Cele was addressing members of the media and the Phoenix community on Thursday amidst growing reports of racial tensions between Indians and Africans in the area in the wake of reports of racially motivated violence.
Violence has engulfed the predominantly Indian community as armed community members have taken it upon themselves to defend the community, blockading entrance points and reportedly refusing black Africans from entering the township.
There have also been numerous unconfirmed reports of members of the community of Indian descent allegedly stopping cars driven by Africans to racially profile them, and in some cases, allegedly shoot them and burn their vehicles.
However, Cele was at pains on Thursday to downplay the reports of simmering racial tensions between the two race groups in the areas, insisting that the police’s main focus in the Phoenix was criminality.
This despite Cele on Wednesday having visited the area and told the media that the problem of the standoff between Africans and Indian South Africans in Phoenix needed to be stopped.
“People have lost their lives. We have lost 15 people here (and) police will have to work on that. People that murder people will have to be arrested. There can be no compromise.
“Those who were killed are still in the mortuary around here, and their families are being prevented from coming to identify their loved ones. Those are the things that we need to correct,” he said during Wednesday evening’s visit to Phoenix.
However, on Thursday Cele said that the element of racism in the area was only secondary to criminality.
“We are running criminality in this community. I refuse to completely take the situation here as a racial situation and pardon criminality because if it were (a) racial situation, yes, many people coming from Zwelisha died, but they were very much comrades in stealing.
“There are people that raided these shops from Phoenix. There are people that raided these shops from these other communities, your Zwelisha and Bambayi.
“They have been comrades there in stealing. For me, the domination here would be criminality. If there is that element of racism, it would be secondary to criminality. We are running criminality in this community,” Cele said.
Action SA President Herman Mashaba said that the declaration of a State of Emergency in eThekwini was a drastic but necessary step to fight the runaway criminality in the area whilst avoiding a wholesale limitation of residents' rights across KZN.
“Recently, the community of Phoenix was reported as a war zone with dead bodies, armed community militia and the torching of cars in streets. On social media, there are reports of videos showing bodies scattered on the streets of Phoenix – the authenticity of which is unverified.

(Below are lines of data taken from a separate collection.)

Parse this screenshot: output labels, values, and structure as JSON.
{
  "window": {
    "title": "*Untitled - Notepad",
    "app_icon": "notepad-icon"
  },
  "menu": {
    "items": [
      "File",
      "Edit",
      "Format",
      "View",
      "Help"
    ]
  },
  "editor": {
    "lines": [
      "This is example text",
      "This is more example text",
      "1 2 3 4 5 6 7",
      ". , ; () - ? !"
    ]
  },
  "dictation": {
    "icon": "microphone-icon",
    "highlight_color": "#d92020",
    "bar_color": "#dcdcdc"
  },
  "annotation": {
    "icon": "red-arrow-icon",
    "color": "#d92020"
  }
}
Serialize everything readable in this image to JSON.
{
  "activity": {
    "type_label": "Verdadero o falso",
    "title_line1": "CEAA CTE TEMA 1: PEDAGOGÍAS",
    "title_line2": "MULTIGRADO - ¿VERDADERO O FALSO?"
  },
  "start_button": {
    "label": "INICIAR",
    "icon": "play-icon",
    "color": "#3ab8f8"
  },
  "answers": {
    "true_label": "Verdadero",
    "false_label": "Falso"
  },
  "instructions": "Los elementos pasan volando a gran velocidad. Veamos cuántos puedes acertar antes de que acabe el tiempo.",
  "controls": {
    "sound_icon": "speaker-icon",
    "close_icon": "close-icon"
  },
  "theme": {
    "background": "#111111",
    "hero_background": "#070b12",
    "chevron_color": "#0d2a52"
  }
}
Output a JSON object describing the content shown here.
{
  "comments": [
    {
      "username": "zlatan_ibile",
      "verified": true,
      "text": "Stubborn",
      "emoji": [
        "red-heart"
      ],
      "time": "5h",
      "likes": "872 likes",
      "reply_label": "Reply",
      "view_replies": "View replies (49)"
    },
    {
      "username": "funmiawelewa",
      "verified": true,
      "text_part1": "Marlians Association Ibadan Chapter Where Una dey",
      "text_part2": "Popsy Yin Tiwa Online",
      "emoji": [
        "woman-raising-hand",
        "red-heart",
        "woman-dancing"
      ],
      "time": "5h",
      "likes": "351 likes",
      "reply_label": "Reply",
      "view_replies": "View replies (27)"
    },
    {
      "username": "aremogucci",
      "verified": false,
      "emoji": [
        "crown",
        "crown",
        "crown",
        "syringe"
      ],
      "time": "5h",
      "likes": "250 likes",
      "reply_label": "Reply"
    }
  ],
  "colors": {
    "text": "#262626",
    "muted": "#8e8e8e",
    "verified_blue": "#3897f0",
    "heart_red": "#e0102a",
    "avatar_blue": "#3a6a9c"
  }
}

“Equally concerning are the growing reports of racial tensions among community members in the city. According to reports, communities are allegedly targeting specific racial groups in alleged pre-emptive protection of their properties. These racialised tensions have spilt over onto social media, further stoking the fires of abhorrent racism,” Mashaba said.
Thulani Zulu, Coordinator of the Xubera KZN Solutions, said cordial and harmonious race relations between the different races in the country were significant for the progression of South African society.
“For as long as we are living under one roof, we will always be intertwined, and we will always depend on each other. This inequality with racial dynamics around it, which is in South Africa, is already showing that people end up moving from their places to other areas to steal because they are actually trying to survive,” Zulu said.